  • Platform: Nintendo Switch, PlayStation 4, Xbox One, PC via Steam (worldwide)
  • Price: $4.99 or equivalent
  • Publisher: id Software / Nightdive Studios

What's this? An original and somewhat obscure classic Doom game featuring new graphics and music, an ever-so-slightly enhanced 2.5D engine with new lighting effects and an advanced scripting engine, an exclusive hidden weapon and 32 all-new maps, originally developed and published by Midway for the Nintendo 64 in 1997 and never officially re-released until now; this remaster is based on the unofficial Doom64EX conversion of several years ago and adds support for 120FPS and beyond, gyro assist on PS4 and Switch and keyboard/mouse controls on PC and Xbox, reduced input lag and some extra brightness settings over the notoriously dark N64 original, as well as some brand-new end-game content.

Why should I care?

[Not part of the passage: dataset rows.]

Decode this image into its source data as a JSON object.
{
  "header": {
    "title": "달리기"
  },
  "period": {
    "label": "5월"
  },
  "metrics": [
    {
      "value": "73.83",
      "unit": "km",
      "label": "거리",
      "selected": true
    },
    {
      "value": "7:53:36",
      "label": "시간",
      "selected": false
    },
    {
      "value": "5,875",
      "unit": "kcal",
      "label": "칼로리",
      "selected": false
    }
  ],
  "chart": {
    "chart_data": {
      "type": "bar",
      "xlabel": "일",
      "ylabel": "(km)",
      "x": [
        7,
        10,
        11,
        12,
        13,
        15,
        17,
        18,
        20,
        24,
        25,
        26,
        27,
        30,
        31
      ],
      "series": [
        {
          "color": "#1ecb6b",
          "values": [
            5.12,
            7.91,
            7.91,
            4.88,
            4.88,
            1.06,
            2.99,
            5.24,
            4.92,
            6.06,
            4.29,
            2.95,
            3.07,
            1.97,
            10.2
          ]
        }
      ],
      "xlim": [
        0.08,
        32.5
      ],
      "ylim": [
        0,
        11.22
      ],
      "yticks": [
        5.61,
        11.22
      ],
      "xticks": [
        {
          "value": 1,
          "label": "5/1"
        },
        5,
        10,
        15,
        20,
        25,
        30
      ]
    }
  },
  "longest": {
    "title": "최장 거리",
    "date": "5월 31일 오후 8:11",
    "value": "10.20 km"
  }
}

There's a subset of Doom maniacs (including the developers of the new Doom games) who've long considered Doom 64 "the real Doom 3" and while I think that's overly dismissive of the actual Doom 3, not to mention an overstatement of Doom 64's quality, it's definitely a solid game with a tense atmosphere totally unlike its forebears, and certainly one that deserves to finally be recognized as an original game and not dismissed offhand as an enhanced port.

Useless fact: If you pre-ordered Doom Eternal you'll get a copy of Doom 64 for free, in case you hadn't noticed.


Star Wars: Dark Forces & Star Wars Jedi Knight: Dark Forces II (PC) standard & collectors' editions by Limited Run Games

  • Platform: PC (physical disc)
  • Price: $24.99 each (standard), $64.99 each (collectors' edition)
  • Availability: from 10AM & 6PM Eastern on Friday, March 20

Action figure-style blister packs, old-school PC boxes, you know the deal... or at least, I hope you do, because I know nothing worth knowing about Star Wars and I will never be able to keep on top of the lineage of this inscrutably-subtitled subseries, so if you don't know then we're all screwed.



The Legend of Zelda: Link's Awakening Original Soundtrack Box from Columbia Japan

  • Format: CD (4-disc)
  • Price: ¥4,950

The title says it all: all the tunes from the recent Switch remake and all the tunes from the original Game Boy versions, plus the vocal version of the  "Ballad of the Wind Fish" used in the classic Japanese commercial, collected in one box set spanning 4 CDs, (The box sleeve pictured in the trailer is a first-print variant, in case you need an incentive to grab a copy right away.)


Humble Mega Capcom Bundle

  • Platform: PC via Humble Store, Steam
  • Price: pay-what-you-want, highest tier $20
  • Availability: ends early April

A buck cold'll get ya Mega Man Legacy Collection, beating the average will get ya Mega Man X Legacy Collection and going up to $20'll get Street Fighter 30th Anniversary Collection, not to mention a ton of more recent games including Dragon's Dogma: Dark Arisen, the Resident Evil Revelations duology, Mega Man 11 and that one Dead Rising game everybody already forgot about.

Brave Wave Music "Stronger Together" sale

  • Platform: .mp3, FLAC via Bandcamp
  • Price: pay-what-you-want on select albums until early April

In solidarity with those currently self-quarantining, Brave Wave has reduced the price of their original (non-soundtrack) albums to pay-what-you-want for the next few weeks, including works by Keiji Yamagishi (Ninja Gaiden), Manami Matsumae (Mega Man), Saori Kobayashi (Panzer Dragoon) and more. (If you do intend to purchase any of these albums, or indeed any music at all on Bandcamp, I recommend waiting until Friday, as Bandcamp's waiving their revenue share on that day only.)